## DESCRIPTION OF THE TASK
Keep every line of the data below that has the string "JSON" and present those lines.

## DATA RECORDS
******************************

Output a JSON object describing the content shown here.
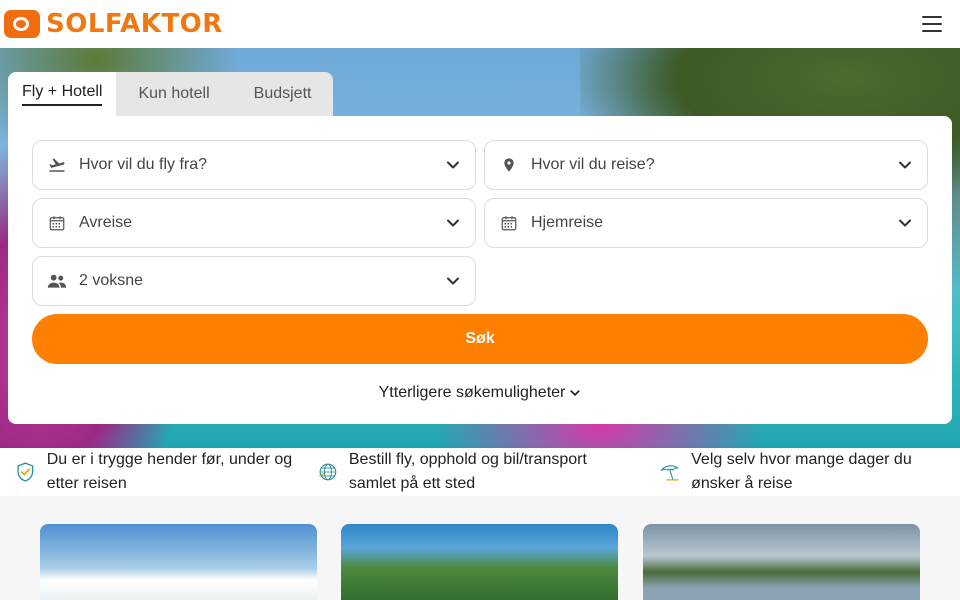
{
  "brand": {
    "name": "SOLFAKTOR",
    "accent": "#ff8000"
  },
  "tabs": [
    {
      "label": "Fly + Hotell",
      "active": true
    },
    {
      "label": "Kun hotell",
      "active": false
    },
    {
      "label": "Budsjett",
      "active": false
    }
  ],
  "search": {
    "from": {
      "placeholder": "Hvor vil du fly fra?",
      "icon": "plane-takeoff-icon"
    },
    "to": {
      "placeholder": "Hvor vil du reise?",
      "icon": "map-pin-icon"
    },
    "departure": {
      "placeholder": "Avreise",
      "icon": "calendar-icon"
    },
    "return": {
      "placeholder": "Hjemreise",
      "icon": "calendar-icon"
    },
    "travellers": {
      "value": "2 voksne",
      "icon": "people-icon"
    },
    "submit_label": "Søk",
    "more_options_label": "Ytterligere søkemuligheter"
  },
  "usps": [
    {
      "text": "Du er i trygge hender før, under og etter reisen",
      "icon": "shield-check-icon"
    },
    {
      "text": "Bestill fly, opphold og bil/transport samlet på ett sted",
      "icon": "globe-icon"
    },
    {
      "text": "Velg selv hvor mange dager du ønsker å reise",
      "icon": "beach-umbrella-icon"
    }
  ]
}
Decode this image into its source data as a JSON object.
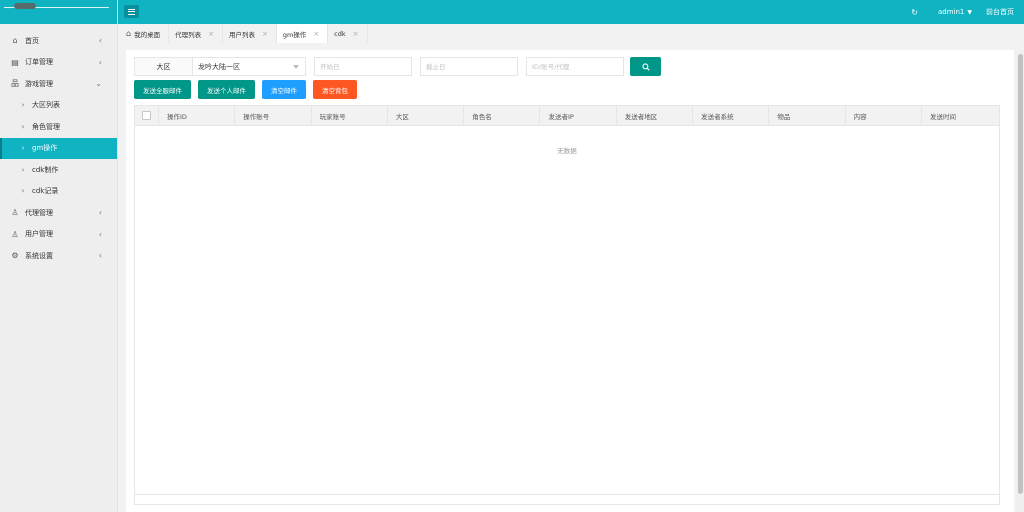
{
  "sidebar": {
    "items": [
      {
        "label": "首页",
        "icon": "home-icon"
      },
      {
        "label": "订单管理",
        "icon": "order-icon"
      },
      {
        "label": "游戏管理",
        "icon": "sitemap-icon"
      },
      {
        "label": "大区列表"
      },
      {
        "label": "角色管理"
      },
      {
        "label": "gm操作"
      },
      {
        "label": "cdk制作"
      },
      {
        "label": "cdk记录"
      },
      {
        "label": "代理管理",
        "icon": "user-icon"
      },
      {
        "label": "用户管理",
        "icon": "user-icon"
      },
      {
        "label": "系统设置",
        "icon": "gear-icon"
      }
    ]
  },
  "header": {
    "user": "admin1",
    "front_link": "前台首页"
  },
  "tabs": [
    {
      "label": "我的桌面"
    },
    {
      "label": "代理列表"
    },
    {
      "label": "用户列表"
    },
    {
      "label": "gm操作"
    },
    {
      "label": "cdk"
    }
  ],
  "filters": {
    "region_label": "大区",
    "region_value": "龙吟大陆一区",
    "start_placeholder": "开始日",
    "end_placeholder": "截止日",
    "id_placeholder": "ID/账号/代理"
  },
  "actions": {
    "send_all": "发送全服邮件",
    "send_personal": "发送个人邮件",
    "clear_mail": "清空邮件",
    "clear_bag": "清空背包"
  },
  "table": {
    "columns": [
      "操作ID",
      "操作账号",
      "玩家账号",
      "大区",
      "角色名",
      "发送者IP",
      "发送者地区",
      "发送者系统",
      "物品",
      "内容",
      "发送时间"
    ],
    "empty_text": "无数据"
  },
  "colors": {
    "primary": "#0fb3c2",
    "green": "#009688",
    "blue": "#1e9fff",
    "orange": "#ff5722"
  }
}
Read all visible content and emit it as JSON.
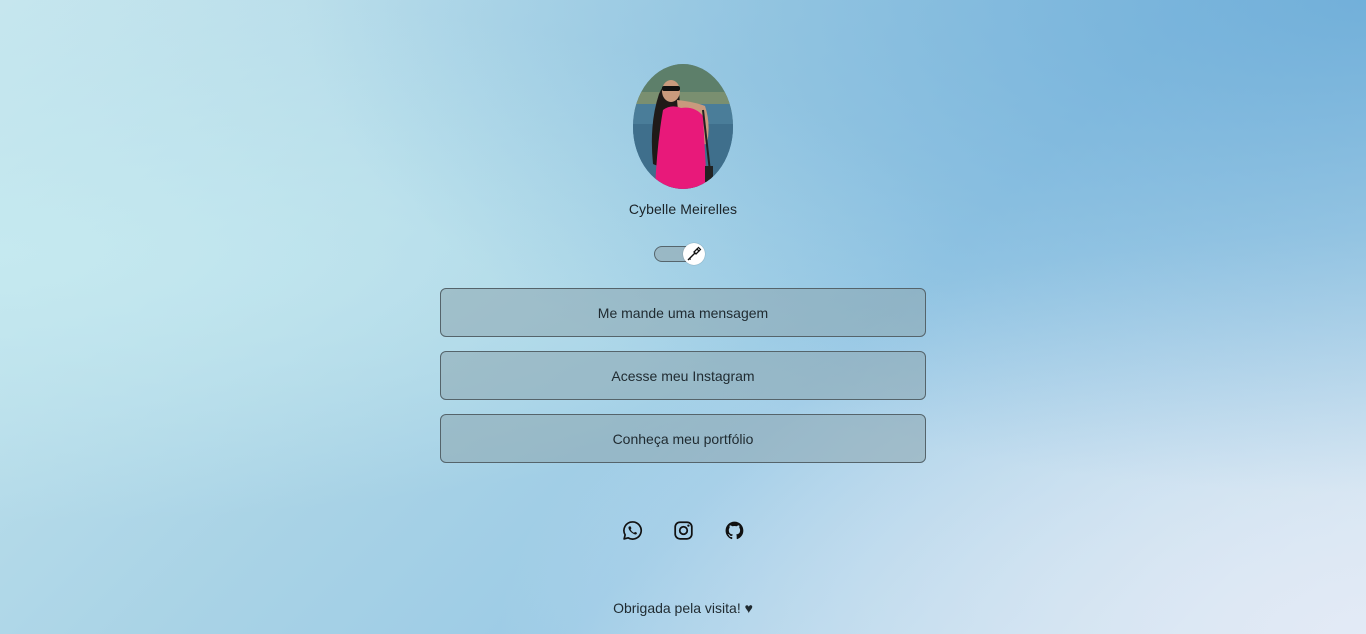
{
  "profile": {
    "name": "Cybelle Meirelles",
    "avatar_icon": "profile-photo"
  },
  "theme_toggle": {
    "icon": "flashlight-icon",
    "state": "off"
  },
  "links": [
    {
      "label": "Me mande uma mensagem"
    },
    {
      "label": "Acesse meu Instagram"
    },
    {
      "label": "Conheça meu portfólio"
    }
  ],
  "socials": [
    {
      "icon": "whatsapp-icon"
    },
    {
      "icon": "instagram-icon"
    },
    {
      "icon": "github-icon"
    }
  ],
  "footer": {
    "text": "Obrigada pela visita! ♥"
  },
  "colors": {
    "button_border": "#55646b",
    "text": "#1f2a30",
    "dress": "#e8197a"
  }
}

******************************

## EXERCISE SOLUTION
Output a JSON object describing the content shown here.
Decode this image into its source data as a JSON object.
Read all visible content and emit it as JSON.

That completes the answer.